      And direct communication is good, but there's a 3rd option: implicit tutorials. You don't need to have an NPC say "To pass the door guarded by me / you guys must at level 3" or have a magic effect that does the same. You can put sneaky threats, distance, or more tempting targets first. Steering without appearing to steer is fun.

  2. I don't know that any solution that requires dismantling masonry is a realistic solution to the problem in an OSR dungeon, because in most OSR dungeons, there is a punishment for poor use of time and also for making too much noise in the form of random encounter checks. Have these three first level adventurers murdered everything in the section of the dungeon they're currently in already, such that there are no random encounters that could interrupt them?

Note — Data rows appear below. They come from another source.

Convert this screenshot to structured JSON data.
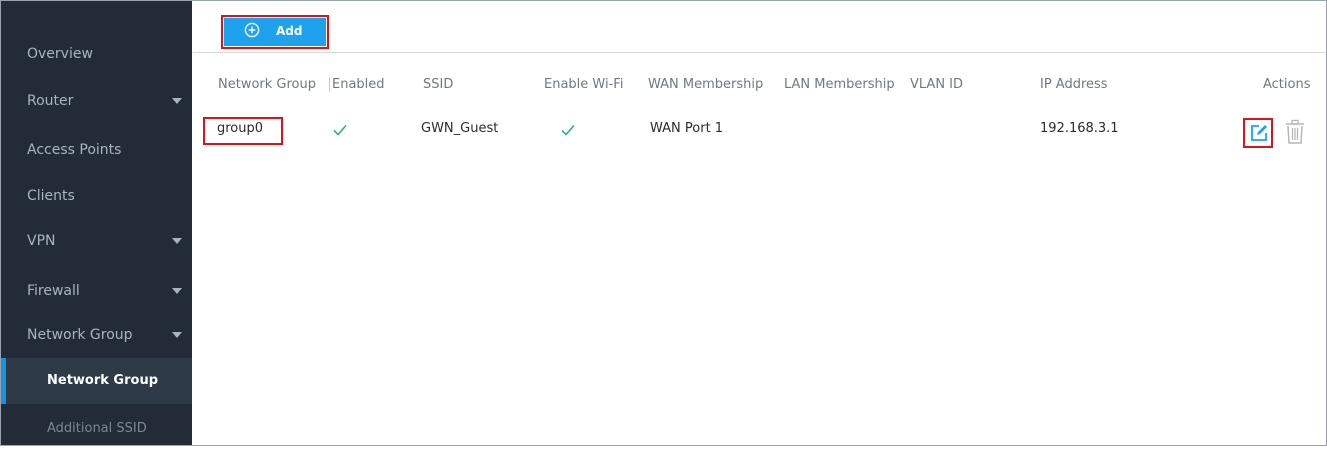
{
  "sidebar": {
    "items": [
      {
        "label": "Overview",
        "has_caret": false
      },
      {
        "label": "Router",
        "has_caret": true
      },
      {
        "label": "Access Points",
        "has_caret": false
      },
      {
        "label": "Clients",
        "has_caret": false
      },
      {
        "label": "VPN",
        "has_caret": true
      },
      {
        "label": "Firewall",
        "has_caret": true
      },
      {
        "label": "Network Group",
        "has_caret": true
      }
    ],
    "subitems": [
      {
        "label": "Network Group",
        "active": true
      },
      {
        "label": "Additional SSID",
        "active": false
      }
    ]
  },
  "toolbar": {
    "add_label": "Add",
    "add_icon": "plus-circle-icon",
    "accent": "#1ea2ee",
    "highlight": "#d8141c"
  },
  "table": {
    "columns": [
      "Network Group",
      "Enabled",
      "SSID",
      "Enable Wi-Fi",
      "WAN Membership",
      "LAN Membership",
      "VLAN ID",
      "IP Address",
      "Actions"
    ],
    "rows": [
      {
        "network_group": "group0",
        "enabled": "check-icon",
        "ssid": "GWN_Guest",
        "enable_wifi": "check-icon",
        "wan_membership": "WAN Port 1",
        "lan_membership": "",
        "vlan_id": "",
        "ip_address": "192.168.3.1",
        "actions": [
          "edit-icon",
          "trash-icon"
        ]
      }
    ]
  },
  "colors": {
    "sidebar_bg": "#222b37",
    "active_item_bg": "#2f3a48",
    "check": "#31b07c"
  }
}
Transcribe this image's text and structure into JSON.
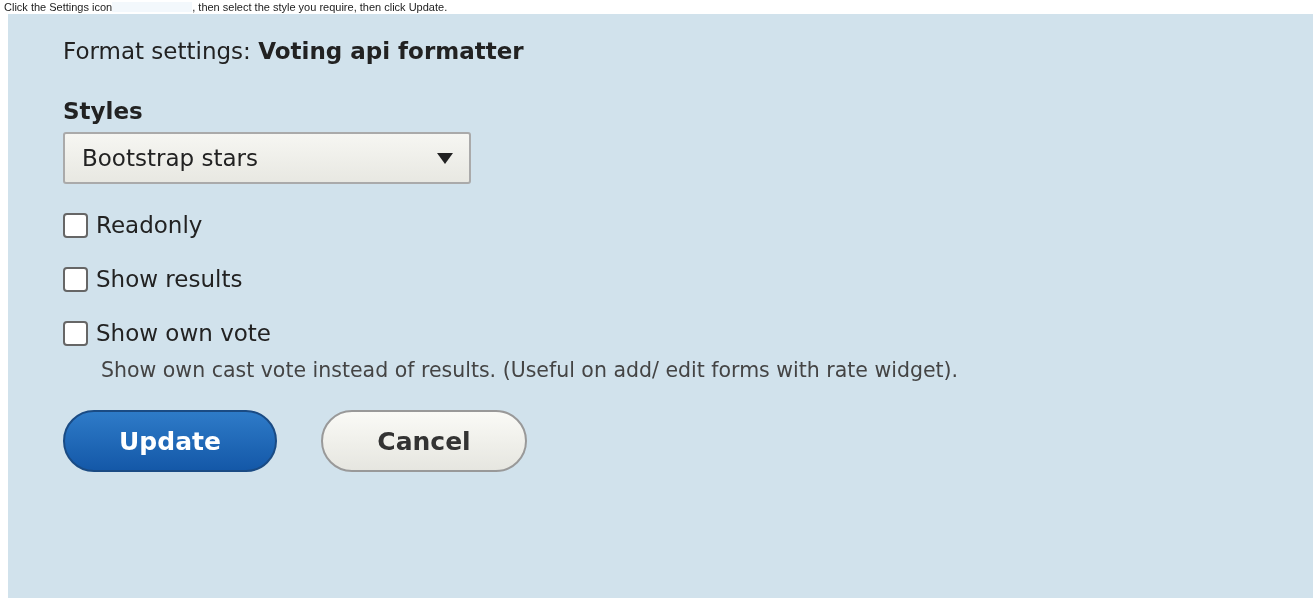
{
  "instruction": {
    "before": "Click the Settings icon",
    "after": ", then select the style you require, then click Update."
  },
  "panel": {
    "title_prefix": "Format settings:",
    "title_name": "Voting api formatter",
    "styles_label": "Styles",
    "styles_value": "Bootstrap stars",
    "options": [
      {
        "label": "Readonly",
        "checked": false
      },
      {
        "label": "Show results",
        "checked": false
      },
      {
        "label": "Show own vote",
        "checked": false,
        "description": "Show own cast vote instead of results. (Useful on add/ edit forms with rate widget)."
      }
    ],
    "buttons": [
      {
        "label": "Update",
        "kind": "primary"
      },
      {
        "label": "Cancel",
        "kind": "secondary"
      }
    ]
  }
}
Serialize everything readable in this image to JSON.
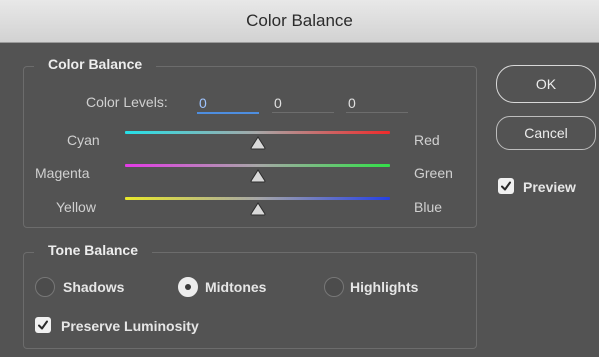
{
  "window": {
    "title": "Color Balance"
  },
  "color_balance": {
    "group_title": "Color Balance",
    "levels_label": "Color Levels:",
    "levels": [
      "0",
      "0",
      "0"
    ],
    "sliders": [
      {
        "left": "Cyan",
        "right": "Red",
        "value": 0,
        "min": -100,
        "max": 100
      },
      {
        "left": "Magenta",
        "right": "Green",
        "value": 0,
        "min": -100,
        "max": 100
      },
      {
        "left": "Yellow",
        "right": "Blue",
        "value": 0,
        "min": -100,
        "max": 100
      }
    ]
  },
  "tone_balance": {
    "group_title": "Tone Balance",
    "options": [
      "Shadows",
      "Midtones",
      "Highlights"
    ],
    "selected": "Midtones",
    "preserve_luminosity": {
      "label": "Preserve Luminosity",
      "checked": true
    }
  },
  "buttons": {
    "ok": "OK",
    "cancel": "Cancel"
  },
  "preview": {
    "label": "Preview",
    "checked": true
  },
  "colors": {
    "accent": "#4e8ee0",
    "background": "#535353"
  }
}
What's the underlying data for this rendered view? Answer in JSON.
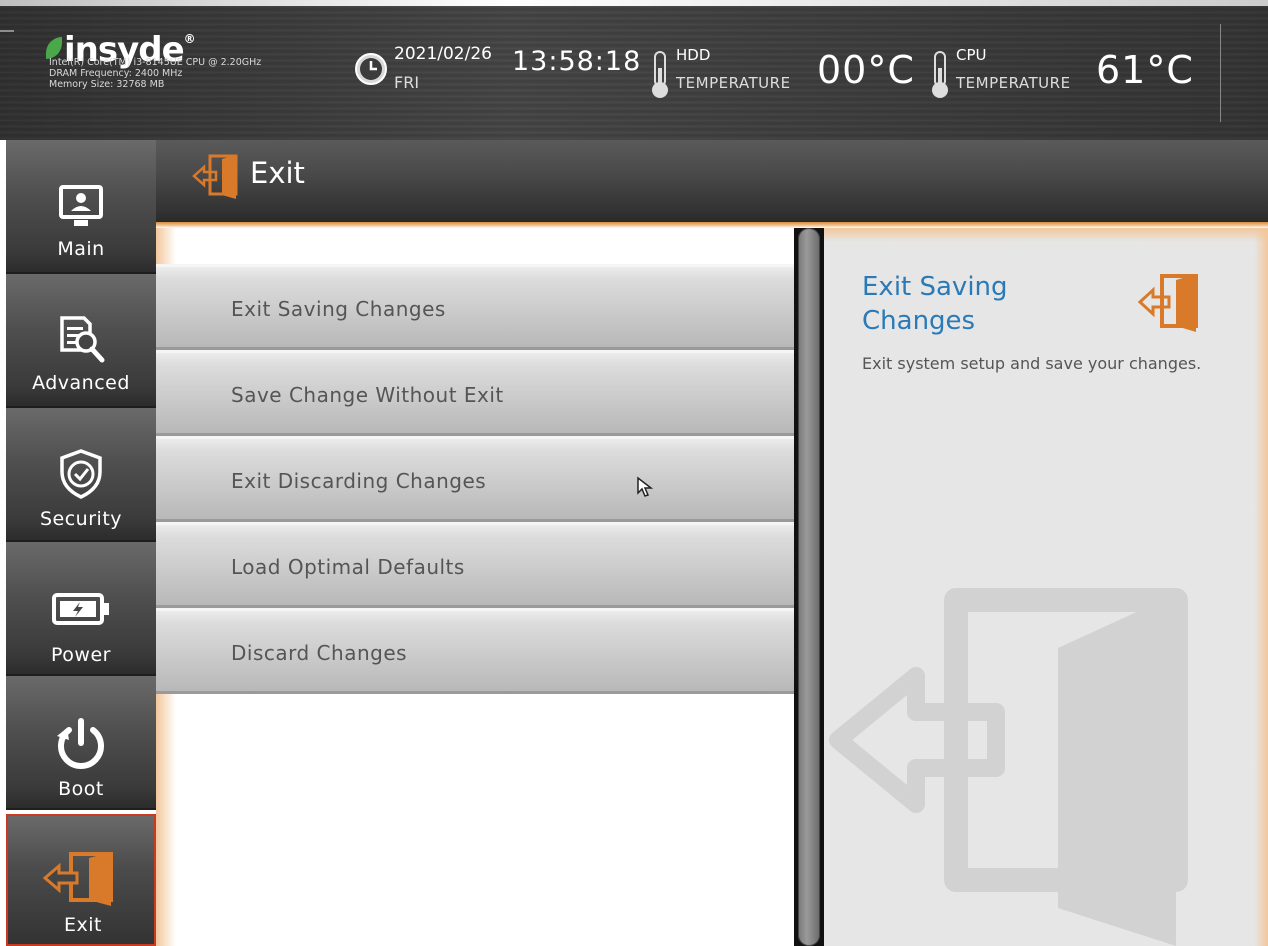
{
  "header": {
    "logo": "insyde",
    "cpu_line": "Intel(R) Core(TM) i3-8145UE CPU @ 2.20GHz",
    "dram_line": "DRAM Frequency: 2400 MHz",
    "memory_line": "Memory Size: 32768 MB",
    "date": "2021/02/26",
    "day": "FRI",
    "time": "13:58:18",
    "hdd": {
      "label_top": "HDD",
      "label_bottom": "TEMPERATURE",
      "value": "00°C"
    },
    "cpu": {
      "label_top": "CPU",
      "label_bottom": "TEMPERATURE",
      "value": "61°C"
    }
  },
  "sidebar": {
    "items": [
      {
        "label": "Main",
        "icon": "monitor-user-icon"
      },
      {
        "label": "Advanced",
        "icon": "document-search-icon"
      },
      {
        "label": "Security",
        "icon": "shield-check-icon"
      },
      {
        "label": "Power",
        "icon": "battery-icon"
      },
      {
        "label": "Boot",
        "icon": "power-icon"
      },
      {
        "label": "Exit",
        "icon": "exit-door-icon",
        "active": true
      }
    ]
  },
  "page": {
    "title": "Exit",
    "menu": [
      {
        "label": "Exit Saving Changes"
      },
      {
        "label": "Save Change Without Exit"
      },
      {
        "label": "Exit Discarding Changes"
      },
      {
        "label": "Load Optimal Defaults"
      },
      {
        "label": "Discard Changes"
      }
    ]
  },
  "help": {
    "title": "Exit Saving Changes",
    "description": "Exit system setup and save your changes."
  },
  "colors": {
    "accent_orange": "#d97a2b",
    "help_title_blue": "#2a7ab8",
    "active_border": "#c83a22"
  }
}
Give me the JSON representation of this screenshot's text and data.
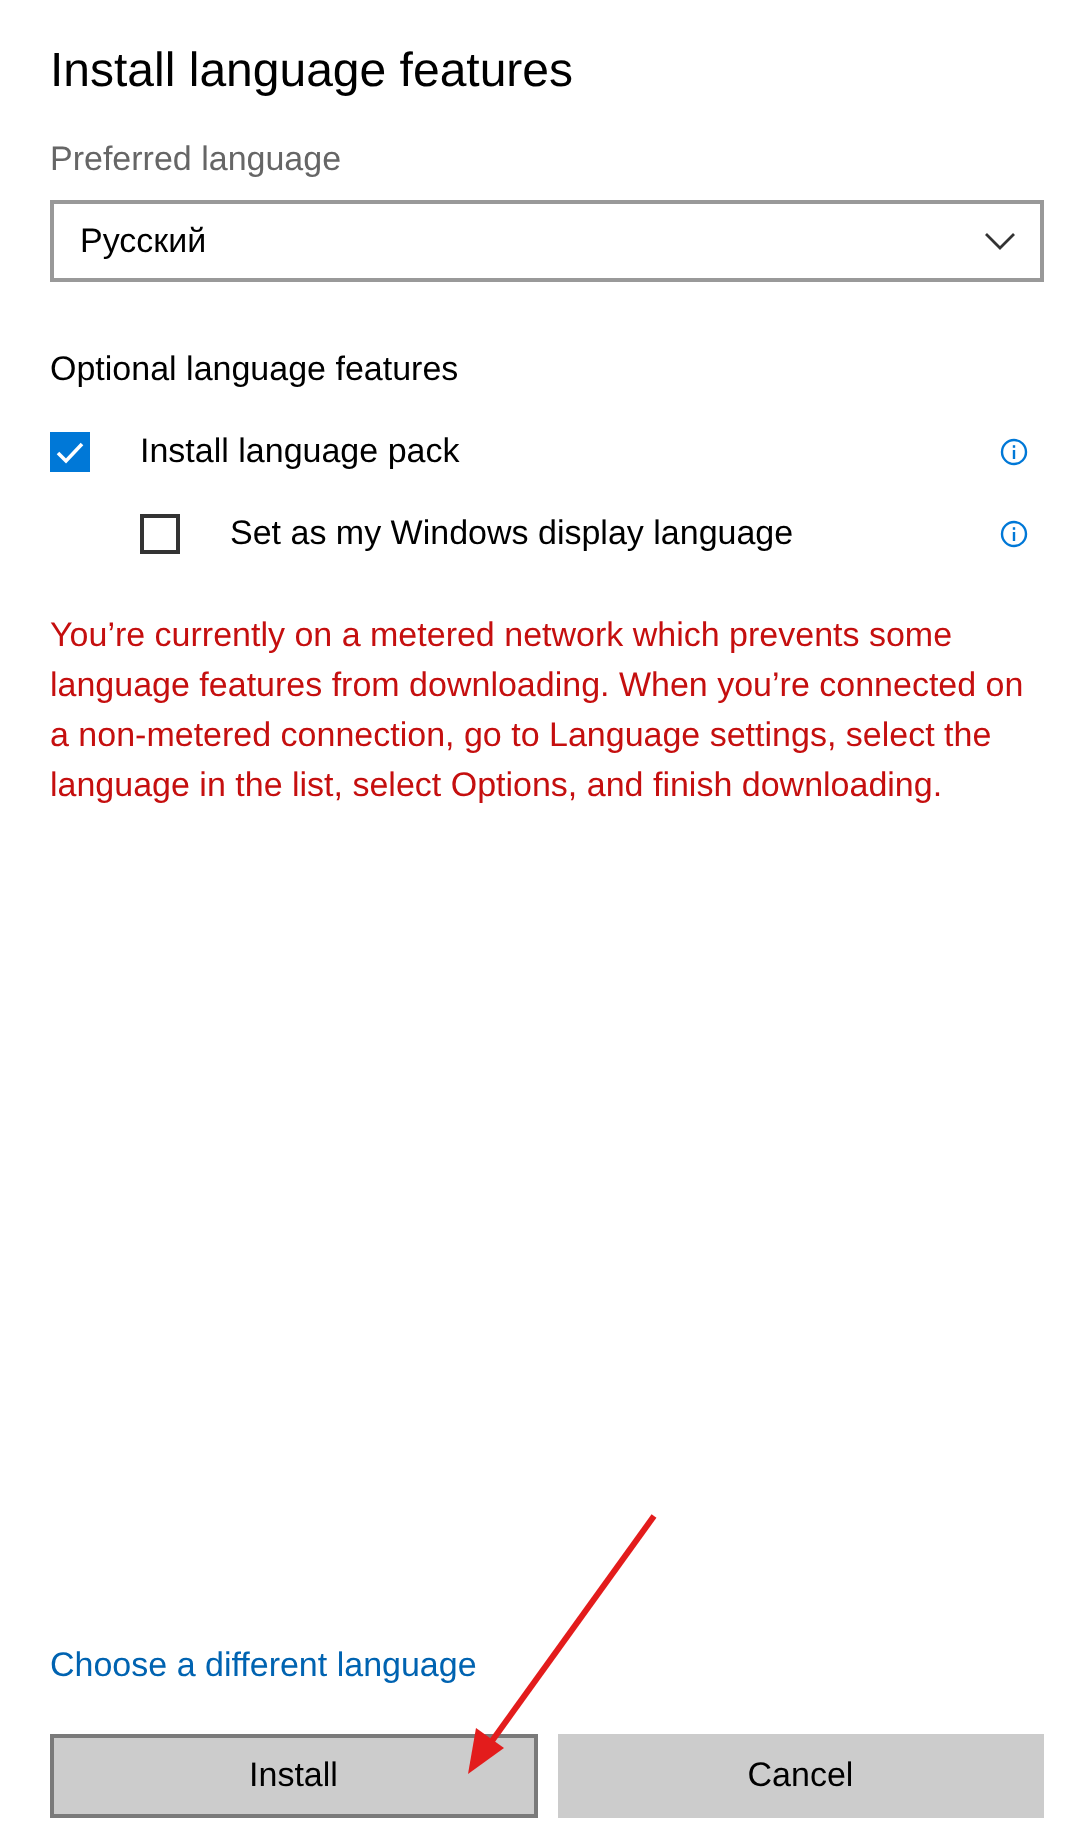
{
  "title": "Install language features",
  "preferred_language": {
    "label": "Preferred language",
    "value": "Русский"
  },
  "optional_features": {
    "heading": "Optional language features",
    "items": [
      {
        "label": "Install language pack",
        "checked": true,
        "children": [
          {
            "label": "Set as my Windows display language",
            "checked": false
          }
        ]
      }
    ]
  },
  "warning": "You’re currently on a metered network which prevents some language features from downloading. When you’re connected on a non-metered connection, go to Language settings, select the language in the list, select Options, and finish downloading.",
  "link": "Choose a different language",
  "buttons": [
    {
      "label": "Install",
      "focused": true
    },
    {
      "label": "Cancel",
      "focused": false
    }
  ]
}
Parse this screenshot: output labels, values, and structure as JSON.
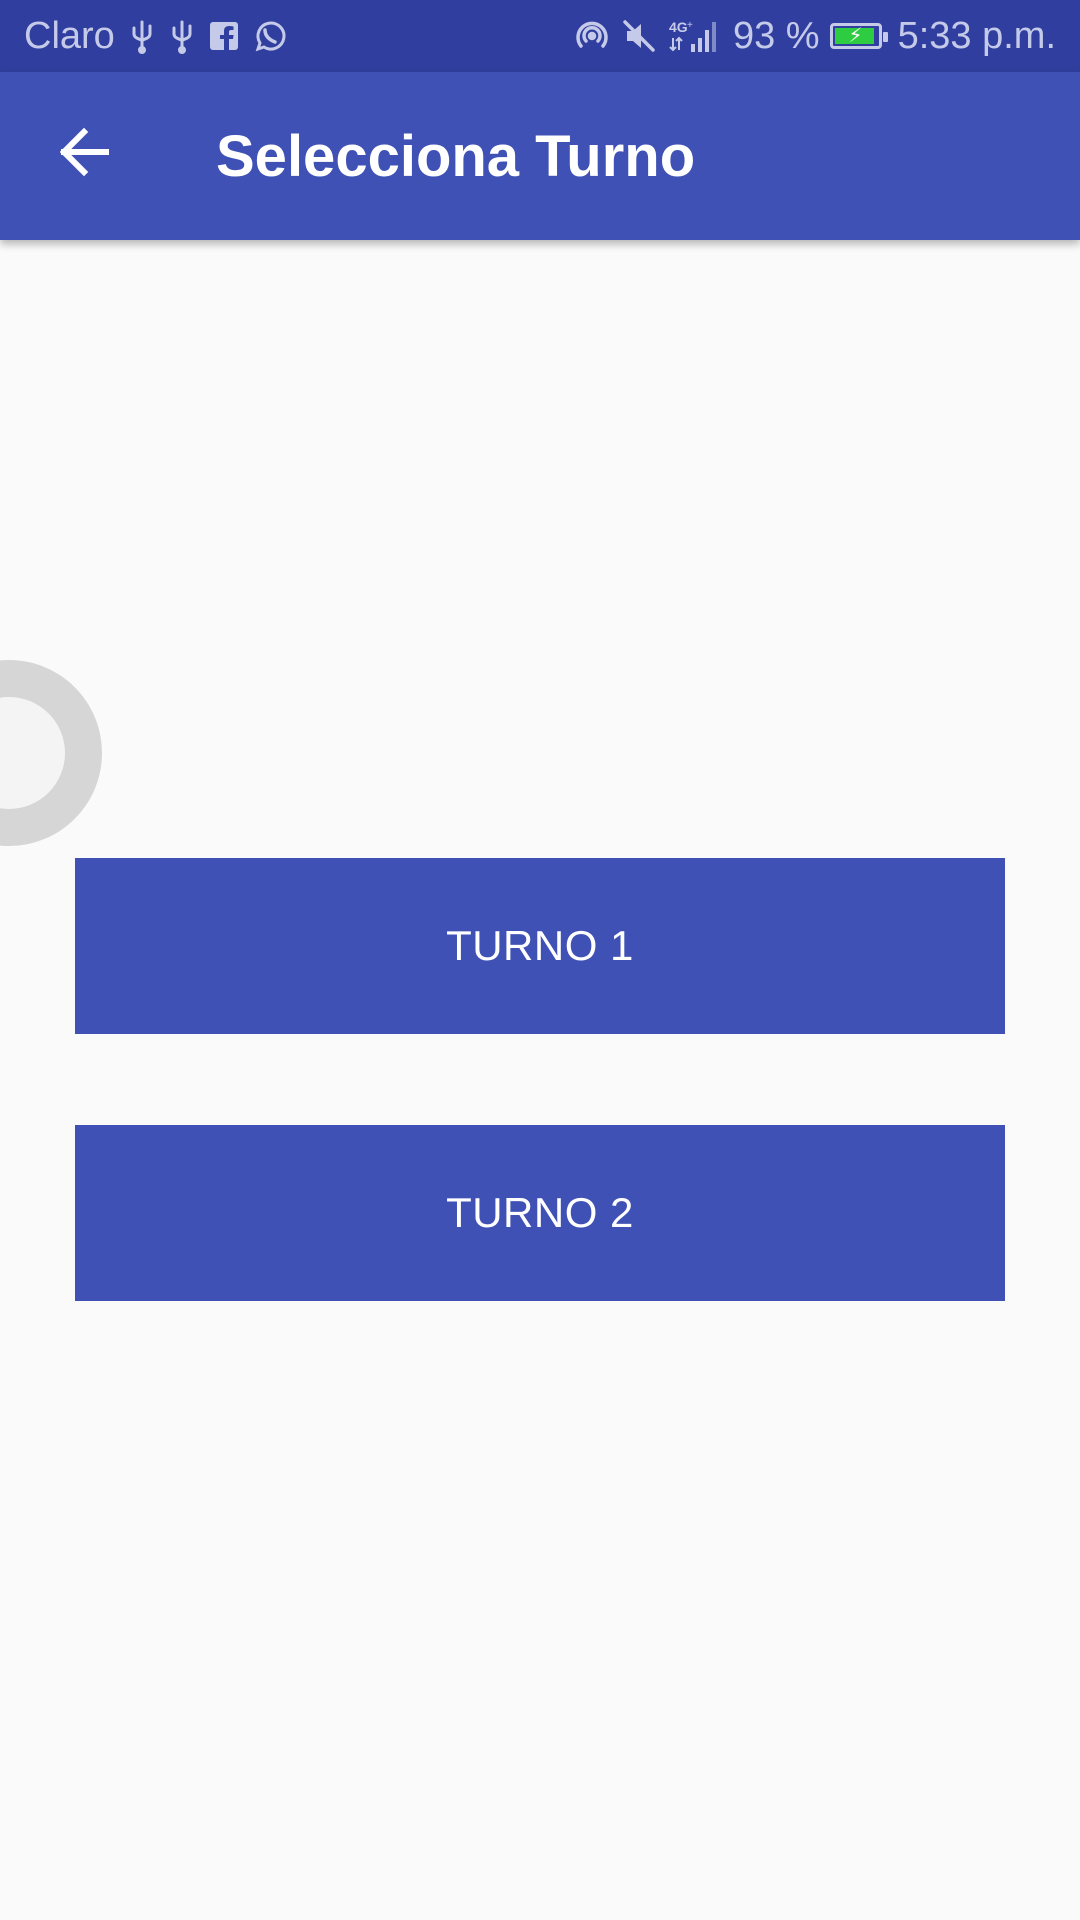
{
  "status_bar": {
    "carrier": "Claro",
    "network": "4G",
    "battery_percent": "93 %",
    "battery_level": 0.93,
    "time": "5:33 p.m.",
    "icons_left": [
      "usb-icon",
      "usb-icon",
      "facebook-icon",
      "whatsapp-icon"
    ],
    "icons_right": [
      "hotspot-icon",
      "mute-icon",
      "signal-icon",
      "battery-icon"
    ]
  },
  "app_bar": {
    "back_icon": "arrow-back-icon",
    "title": "Selecciona Turno"
  },
  "buttons": [
    {
      "label": "TURNO 1"
    },
    {
      "label": "TURNO 2"
    }
  ],
  "colors": {
    "primary": "#3f51b5",
    "primary_dark": "#303f9f",
    "background": "#fafafa",
    "button_text": "#ffffff",
    "battery_fill": "#2ecc40"
  }
}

    (I know I'm challenging the basic premise of your post here, but despite that I really love you blog. It's one of my favorite recent finds. Also I'm not really meaning to challenge so much as clarify. )

    1. So OSR games are all about resource trading. You trade HP for progress or treasure by fighting, you trade light and time for exploration, etc.

      Sure, spending 2 hours demolishing a wall isn't always going to be feasible. It's not always going to be safe. But if the PCs *really* want to get past the wall, they'll find a way, and either run away from the random encounters, fight them, or find a way to circumvent or use them. After all, the local goblins might know how to get the door open.

      The situations above are for PCs who are determined to spend all their resources to overcome an obstacle.

  3. Probably *really* missing something here, but...
    Door 13, "A frictionless corridor that gently slopes upwards. 80' long."
    Tie a rope to the thief. Body-slam him hard, sending him like a shuffleboard puck up the slope. (Skee ball?) He can grab onto whatever's next, or perhaps slam a spike hard into the ground and work from there.

    Did the author mean *infinite* friction? So, like, one of those dreams where you try to run and can't move an inch?

    1. Where's a high-school physics student when you need one?
      Look, if we assume a 10 degree slope, we can figure out the angle. We can then figure out the force required to push a person up the slope easily (overcoming gravity + air resistance).